▶ Input material:
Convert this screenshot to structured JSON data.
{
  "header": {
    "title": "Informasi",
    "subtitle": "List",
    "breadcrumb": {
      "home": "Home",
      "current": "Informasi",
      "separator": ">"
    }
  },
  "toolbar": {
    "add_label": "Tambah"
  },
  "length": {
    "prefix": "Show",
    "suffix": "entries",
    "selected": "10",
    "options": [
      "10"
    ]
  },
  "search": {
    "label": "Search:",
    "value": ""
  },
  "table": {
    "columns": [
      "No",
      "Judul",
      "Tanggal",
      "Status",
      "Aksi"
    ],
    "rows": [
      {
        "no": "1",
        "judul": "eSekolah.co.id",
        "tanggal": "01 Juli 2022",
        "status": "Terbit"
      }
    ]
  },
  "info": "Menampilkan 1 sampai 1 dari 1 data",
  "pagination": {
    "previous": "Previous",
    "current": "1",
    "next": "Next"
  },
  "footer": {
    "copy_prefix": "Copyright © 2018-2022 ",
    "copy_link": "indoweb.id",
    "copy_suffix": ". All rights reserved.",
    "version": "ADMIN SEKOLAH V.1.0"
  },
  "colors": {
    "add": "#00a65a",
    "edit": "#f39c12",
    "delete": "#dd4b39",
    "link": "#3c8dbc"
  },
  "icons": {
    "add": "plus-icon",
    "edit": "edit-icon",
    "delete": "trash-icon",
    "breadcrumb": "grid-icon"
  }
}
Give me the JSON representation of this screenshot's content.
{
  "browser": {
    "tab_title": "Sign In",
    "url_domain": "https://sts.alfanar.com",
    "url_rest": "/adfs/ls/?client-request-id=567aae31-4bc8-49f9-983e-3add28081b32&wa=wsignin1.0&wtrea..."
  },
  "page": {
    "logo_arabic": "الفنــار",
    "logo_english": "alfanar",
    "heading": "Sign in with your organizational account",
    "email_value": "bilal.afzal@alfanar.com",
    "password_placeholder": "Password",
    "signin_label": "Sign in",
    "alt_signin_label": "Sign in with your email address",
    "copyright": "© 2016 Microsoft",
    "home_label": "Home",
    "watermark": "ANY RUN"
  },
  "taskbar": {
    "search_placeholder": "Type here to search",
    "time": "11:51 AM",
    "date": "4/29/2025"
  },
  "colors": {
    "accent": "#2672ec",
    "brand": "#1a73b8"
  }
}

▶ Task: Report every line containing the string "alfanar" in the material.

▶ Answer to the exercise:
    "url_domain": "https://sts.alfanar.com",
    "logo_english": "alfanar",
    "email_value": "bilal.afzal@alfanar.com",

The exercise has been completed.